-- YOUR INSTRUCTIONS --
I'd like every line in the following listing that holds "border" copied.

════════════════

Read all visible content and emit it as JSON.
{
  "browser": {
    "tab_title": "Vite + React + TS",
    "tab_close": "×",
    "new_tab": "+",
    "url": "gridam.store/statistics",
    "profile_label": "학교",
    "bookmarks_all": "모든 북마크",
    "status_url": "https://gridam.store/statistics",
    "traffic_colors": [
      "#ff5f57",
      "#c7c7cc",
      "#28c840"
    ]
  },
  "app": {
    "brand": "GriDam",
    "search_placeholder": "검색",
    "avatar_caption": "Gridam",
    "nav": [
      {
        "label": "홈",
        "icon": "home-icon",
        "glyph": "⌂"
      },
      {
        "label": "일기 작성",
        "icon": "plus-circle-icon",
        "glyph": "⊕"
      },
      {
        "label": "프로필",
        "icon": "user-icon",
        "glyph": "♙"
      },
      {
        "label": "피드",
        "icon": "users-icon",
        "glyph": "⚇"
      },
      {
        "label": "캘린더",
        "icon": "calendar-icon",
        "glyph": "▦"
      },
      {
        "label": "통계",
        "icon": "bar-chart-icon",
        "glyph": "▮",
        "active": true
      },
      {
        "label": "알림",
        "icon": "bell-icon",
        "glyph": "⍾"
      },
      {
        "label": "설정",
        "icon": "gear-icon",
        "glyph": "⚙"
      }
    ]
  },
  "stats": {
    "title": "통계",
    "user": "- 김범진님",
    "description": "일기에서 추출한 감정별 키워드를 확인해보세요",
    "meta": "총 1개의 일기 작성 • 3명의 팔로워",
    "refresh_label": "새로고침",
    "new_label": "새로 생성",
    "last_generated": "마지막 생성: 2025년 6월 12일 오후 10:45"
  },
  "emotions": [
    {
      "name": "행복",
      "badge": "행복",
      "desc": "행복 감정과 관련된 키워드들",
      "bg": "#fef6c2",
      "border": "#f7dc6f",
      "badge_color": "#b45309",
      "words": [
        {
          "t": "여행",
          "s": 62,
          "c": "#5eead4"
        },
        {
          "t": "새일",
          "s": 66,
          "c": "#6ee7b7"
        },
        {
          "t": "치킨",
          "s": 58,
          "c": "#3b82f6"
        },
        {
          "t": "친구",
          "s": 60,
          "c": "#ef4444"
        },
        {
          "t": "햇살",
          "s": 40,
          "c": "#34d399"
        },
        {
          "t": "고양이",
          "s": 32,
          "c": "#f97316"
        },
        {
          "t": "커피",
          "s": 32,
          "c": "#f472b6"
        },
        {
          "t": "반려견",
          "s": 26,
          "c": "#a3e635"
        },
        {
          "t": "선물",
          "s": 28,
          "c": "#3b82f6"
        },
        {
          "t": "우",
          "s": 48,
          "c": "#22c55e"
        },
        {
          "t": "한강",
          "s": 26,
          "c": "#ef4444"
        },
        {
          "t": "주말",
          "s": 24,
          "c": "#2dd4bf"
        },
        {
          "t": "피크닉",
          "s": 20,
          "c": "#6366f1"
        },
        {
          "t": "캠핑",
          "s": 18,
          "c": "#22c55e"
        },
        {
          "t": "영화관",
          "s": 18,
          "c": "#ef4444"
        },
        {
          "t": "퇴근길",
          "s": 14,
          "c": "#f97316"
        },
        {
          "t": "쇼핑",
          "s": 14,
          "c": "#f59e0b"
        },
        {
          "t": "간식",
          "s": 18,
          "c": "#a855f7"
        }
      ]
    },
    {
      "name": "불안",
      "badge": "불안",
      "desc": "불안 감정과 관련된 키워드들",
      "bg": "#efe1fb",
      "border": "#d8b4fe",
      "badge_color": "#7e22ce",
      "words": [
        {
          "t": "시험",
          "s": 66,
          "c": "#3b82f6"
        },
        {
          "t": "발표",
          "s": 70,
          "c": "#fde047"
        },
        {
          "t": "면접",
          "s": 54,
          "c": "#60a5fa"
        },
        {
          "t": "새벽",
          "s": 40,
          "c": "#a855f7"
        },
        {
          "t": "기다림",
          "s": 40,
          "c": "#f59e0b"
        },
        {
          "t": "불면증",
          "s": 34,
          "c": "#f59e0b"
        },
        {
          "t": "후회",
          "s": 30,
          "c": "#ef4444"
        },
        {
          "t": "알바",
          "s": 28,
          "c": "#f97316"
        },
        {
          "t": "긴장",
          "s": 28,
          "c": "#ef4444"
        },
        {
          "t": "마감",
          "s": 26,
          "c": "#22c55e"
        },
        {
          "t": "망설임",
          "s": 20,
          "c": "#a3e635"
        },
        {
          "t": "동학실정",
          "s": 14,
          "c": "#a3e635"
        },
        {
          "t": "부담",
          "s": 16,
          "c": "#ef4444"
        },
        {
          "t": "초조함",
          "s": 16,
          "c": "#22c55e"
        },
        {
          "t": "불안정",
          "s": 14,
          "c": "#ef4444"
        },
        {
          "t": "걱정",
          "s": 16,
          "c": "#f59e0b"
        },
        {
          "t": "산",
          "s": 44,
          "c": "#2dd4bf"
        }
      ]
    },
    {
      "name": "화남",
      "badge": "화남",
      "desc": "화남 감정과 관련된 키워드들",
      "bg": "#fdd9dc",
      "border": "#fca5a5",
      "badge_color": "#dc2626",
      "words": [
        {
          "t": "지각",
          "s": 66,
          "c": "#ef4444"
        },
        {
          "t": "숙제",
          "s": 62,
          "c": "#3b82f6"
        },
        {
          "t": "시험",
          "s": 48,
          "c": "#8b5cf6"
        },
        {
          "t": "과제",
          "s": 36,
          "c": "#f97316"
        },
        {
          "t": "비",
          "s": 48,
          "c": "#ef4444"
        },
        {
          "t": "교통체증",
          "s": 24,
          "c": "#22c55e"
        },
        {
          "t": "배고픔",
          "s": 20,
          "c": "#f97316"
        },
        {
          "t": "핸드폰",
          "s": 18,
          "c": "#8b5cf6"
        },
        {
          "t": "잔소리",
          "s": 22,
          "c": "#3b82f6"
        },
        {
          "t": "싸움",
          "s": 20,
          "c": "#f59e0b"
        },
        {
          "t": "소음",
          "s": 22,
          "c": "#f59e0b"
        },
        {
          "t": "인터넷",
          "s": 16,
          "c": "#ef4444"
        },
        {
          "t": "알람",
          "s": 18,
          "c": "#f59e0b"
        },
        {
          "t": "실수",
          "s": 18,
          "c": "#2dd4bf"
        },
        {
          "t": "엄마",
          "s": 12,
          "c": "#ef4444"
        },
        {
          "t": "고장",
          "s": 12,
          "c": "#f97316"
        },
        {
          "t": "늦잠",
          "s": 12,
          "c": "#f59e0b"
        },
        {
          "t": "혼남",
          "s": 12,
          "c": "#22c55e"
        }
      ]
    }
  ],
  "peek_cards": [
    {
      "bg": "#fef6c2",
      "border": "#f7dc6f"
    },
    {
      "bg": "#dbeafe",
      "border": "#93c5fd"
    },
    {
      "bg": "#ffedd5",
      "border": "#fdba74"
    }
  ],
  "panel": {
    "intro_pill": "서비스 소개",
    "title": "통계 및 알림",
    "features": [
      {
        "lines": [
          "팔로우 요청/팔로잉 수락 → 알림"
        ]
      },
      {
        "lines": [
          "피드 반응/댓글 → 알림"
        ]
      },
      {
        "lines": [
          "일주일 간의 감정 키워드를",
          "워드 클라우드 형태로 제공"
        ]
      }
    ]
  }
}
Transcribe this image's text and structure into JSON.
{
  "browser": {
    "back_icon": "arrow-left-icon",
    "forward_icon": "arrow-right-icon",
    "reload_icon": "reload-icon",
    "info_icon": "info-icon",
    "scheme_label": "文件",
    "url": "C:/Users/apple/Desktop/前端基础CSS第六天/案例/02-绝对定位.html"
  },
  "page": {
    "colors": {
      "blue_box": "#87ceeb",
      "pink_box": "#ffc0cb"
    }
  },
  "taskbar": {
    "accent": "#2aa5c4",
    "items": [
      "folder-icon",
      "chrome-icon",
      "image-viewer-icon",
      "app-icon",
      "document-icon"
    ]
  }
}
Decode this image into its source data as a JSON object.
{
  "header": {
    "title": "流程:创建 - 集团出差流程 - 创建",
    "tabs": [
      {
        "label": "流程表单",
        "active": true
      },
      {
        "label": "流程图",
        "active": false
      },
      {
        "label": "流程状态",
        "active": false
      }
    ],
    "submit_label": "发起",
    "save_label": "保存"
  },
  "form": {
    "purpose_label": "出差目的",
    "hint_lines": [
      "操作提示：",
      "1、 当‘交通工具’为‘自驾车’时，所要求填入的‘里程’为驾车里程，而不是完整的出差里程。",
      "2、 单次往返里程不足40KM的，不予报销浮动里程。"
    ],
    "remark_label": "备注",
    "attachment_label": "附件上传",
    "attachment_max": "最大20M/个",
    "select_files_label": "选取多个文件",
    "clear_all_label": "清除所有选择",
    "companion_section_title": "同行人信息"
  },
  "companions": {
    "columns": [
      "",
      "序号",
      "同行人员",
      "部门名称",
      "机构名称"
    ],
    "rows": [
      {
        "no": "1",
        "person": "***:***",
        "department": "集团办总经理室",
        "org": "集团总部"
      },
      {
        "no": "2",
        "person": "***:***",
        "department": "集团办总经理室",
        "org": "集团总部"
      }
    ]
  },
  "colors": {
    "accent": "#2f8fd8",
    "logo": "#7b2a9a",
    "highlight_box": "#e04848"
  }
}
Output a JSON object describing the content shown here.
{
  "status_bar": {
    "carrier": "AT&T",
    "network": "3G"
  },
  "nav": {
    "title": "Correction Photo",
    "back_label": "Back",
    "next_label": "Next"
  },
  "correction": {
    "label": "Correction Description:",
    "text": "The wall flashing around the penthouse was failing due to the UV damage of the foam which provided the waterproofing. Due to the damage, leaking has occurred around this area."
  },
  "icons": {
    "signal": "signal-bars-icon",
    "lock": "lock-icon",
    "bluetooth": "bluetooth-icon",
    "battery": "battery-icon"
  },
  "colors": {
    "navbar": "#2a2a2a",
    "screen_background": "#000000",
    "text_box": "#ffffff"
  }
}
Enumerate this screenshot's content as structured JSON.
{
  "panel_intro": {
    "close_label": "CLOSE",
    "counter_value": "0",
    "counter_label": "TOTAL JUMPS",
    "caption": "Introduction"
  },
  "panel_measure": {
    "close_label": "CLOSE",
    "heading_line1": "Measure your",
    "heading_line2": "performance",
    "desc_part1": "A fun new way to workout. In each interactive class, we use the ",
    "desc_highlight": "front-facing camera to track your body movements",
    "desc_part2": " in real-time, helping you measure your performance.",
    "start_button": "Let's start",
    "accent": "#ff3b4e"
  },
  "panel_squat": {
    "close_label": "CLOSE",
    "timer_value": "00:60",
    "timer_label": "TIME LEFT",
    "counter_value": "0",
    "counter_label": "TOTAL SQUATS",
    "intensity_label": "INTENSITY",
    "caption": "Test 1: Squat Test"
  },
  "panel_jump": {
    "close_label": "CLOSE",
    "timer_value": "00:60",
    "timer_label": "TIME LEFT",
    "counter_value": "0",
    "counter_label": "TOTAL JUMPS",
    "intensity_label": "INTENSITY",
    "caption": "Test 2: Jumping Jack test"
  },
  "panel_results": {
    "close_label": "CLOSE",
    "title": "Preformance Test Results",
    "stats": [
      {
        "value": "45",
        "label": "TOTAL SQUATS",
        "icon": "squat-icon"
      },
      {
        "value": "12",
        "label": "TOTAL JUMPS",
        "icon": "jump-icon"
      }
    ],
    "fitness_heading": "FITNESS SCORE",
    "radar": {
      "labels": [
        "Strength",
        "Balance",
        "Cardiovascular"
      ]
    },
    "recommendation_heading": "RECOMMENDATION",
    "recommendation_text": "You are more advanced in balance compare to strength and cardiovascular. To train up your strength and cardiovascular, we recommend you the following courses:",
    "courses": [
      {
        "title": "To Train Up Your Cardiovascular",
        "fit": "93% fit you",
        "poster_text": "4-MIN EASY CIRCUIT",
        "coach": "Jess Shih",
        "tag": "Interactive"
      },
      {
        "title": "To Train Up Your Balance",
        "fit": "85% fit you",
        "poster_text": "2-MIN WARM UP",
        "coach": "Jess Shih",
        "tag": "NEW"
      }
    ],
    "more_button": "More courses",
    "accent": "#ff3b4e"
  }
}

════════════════

-- PROBLEM SOLUTION --
      "border": "#f7dc6f",
      "border": "#d8b4fe",
      "border": "#fca5a5",
      "border": "#f7dc6f"
      "border": "#93c5fd"
      "border": "#fdba74"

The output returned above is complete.